  • Sudden, non-minor reductions in blood volume due to a major hemorrhage of less than 20% of the total blood volume can be accommodated by the cardiovascular system of a healthy individual by substantial modulation of cardiovascular parameters. The basic goal of this response is to maintain systemic arterial pressure at a sufficient level to maintain consciousness until additional blood volume can be generated from fluid ingestion.
Response Initiation
  • Sudden reductions in total blood volume reduce the venous return to the heart and thus the Ventricular End Diastolic Volume (VEDV) and preload of the heart. Because of the Frank-Starling Relationship, reduced VEDV will result in a drop in the cardiac output. Given a constant systemic vascular resistance, the sudden drop in cardiac output will in turn cause a sudden drop in the systemic arterial pressure as explained in systemic arterial pressure regulation.
Short-term Response
  • Overview
  • Cardiac Effects
    • Increased SNS tone will increase cardiac contractility and heart rate which together boost cardiac output.
  • Venous Effects
    • SNS tone will also induce venoconstriction which will push the venous blood reservoir into the heart, thus increasing venous return. Increased venous return to the heart will boost the VEDV which, courtesy of the Frank-Starling Relationship, will also increase cardiac output.
  • Arterial Effects
    • SNS tone throughout the vascular system will cause vasoconstriction of arterioles and thus boost the systemic vascular resistance. The increased cardiac output of the heart against a higher systemic vascular resistance will synergize to return the systemic arterial pressure largely back to normal.
Long-term Response
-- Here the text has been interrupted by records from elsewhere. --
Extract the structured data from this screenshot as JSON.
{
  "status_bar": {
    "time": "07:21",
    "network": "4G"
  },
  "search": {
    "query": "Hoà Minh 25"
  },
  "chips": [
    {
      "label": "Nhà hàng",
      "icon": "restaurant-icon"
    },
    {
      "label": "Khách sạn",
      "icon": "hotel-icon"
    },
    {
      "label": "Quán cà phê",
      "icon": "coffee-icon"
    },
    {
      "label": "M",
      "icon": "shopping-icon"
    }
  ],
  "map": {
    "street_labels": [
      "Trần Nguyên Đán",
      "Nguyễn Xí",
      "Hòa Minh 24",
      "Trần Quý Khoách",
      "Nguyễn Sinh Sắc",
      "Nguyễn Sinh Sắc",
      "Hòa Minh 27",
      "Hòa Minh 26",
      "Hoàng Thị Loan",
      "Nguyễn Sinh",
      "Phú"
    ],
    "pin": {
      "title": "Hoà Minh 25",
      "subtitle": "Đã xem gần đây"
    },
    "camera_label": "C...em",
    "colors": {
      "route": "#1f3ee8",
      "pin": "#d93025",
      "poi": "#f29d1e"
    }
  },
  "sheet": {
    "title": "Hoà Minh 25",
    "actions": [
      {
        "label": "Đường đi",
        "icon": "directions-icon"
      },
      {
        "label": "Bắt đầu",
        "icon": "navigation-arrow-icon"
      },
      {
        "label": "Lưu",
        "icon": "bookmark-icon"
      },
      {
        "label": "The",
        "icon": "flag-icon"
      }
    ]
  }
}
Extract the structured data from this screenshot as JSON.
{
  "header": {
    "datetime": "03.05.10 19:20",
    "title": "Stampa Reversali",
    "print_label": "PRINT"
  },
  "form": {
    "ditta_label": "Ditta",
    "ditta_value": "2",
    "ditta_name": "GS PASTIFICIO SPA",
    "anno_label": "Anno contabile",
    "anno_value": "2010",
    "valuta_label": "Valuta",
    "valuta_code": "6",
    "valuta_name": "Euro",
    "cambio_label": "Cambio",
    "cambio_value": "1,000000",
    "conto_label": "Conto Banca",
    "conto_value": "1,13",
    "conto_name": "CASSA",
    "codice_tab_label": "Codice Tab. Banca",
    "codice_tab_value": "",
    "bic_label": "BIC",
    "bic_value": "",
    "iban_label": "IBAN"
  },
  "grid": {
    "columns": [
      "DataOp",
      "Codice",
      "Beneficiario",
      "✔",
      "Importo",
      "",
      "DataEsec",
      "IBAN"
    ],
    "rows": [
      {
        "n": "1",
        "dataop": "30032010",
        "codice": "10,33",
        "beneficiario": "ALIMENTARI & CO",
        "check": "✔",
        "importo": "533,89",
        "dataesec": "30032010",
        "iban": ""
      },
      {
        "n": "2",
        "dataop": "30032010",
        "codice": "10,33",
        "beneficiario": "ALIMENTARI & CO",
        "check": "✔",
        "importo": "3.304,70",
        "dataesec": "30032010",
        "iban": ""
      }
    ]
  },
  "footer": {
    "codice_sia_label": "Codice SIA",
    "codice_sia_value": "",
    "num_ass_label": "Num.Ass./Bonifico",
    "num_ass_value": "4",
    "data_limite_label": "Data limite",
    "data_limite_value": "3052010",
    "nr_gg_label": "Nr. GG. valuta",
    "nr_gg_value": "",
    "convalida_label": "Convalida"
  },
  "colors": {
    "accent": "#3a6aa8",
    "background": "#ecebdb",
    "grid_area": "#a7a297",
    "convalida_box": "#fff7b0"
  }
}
  • The above short-term responses will largely return the systemic arterial pressure to normal; however, they do not represent a long-term solution to the loss of blood volume as they require unsustainable changes in cardiovascular function. The long-term solution to major hemorrhage must be a restoration of the total blood volume which can only be achieved by ingestion of salt and water combined with a changes renal physiology which prevent additional loss of fluid volume in the urine. As discussed in Systemic Arterial Pressure - Long-term Regulation, the kidneys respond to drops in arterial pressure by reducing their urinary excretion of salt and water. These processes depend on the regulatory mechanisms of pressure natriuresis and the RAAS System and guarantee that any additional salt and water ingested by the individual is added to the extracellular fluid volume and is not lost in the urine.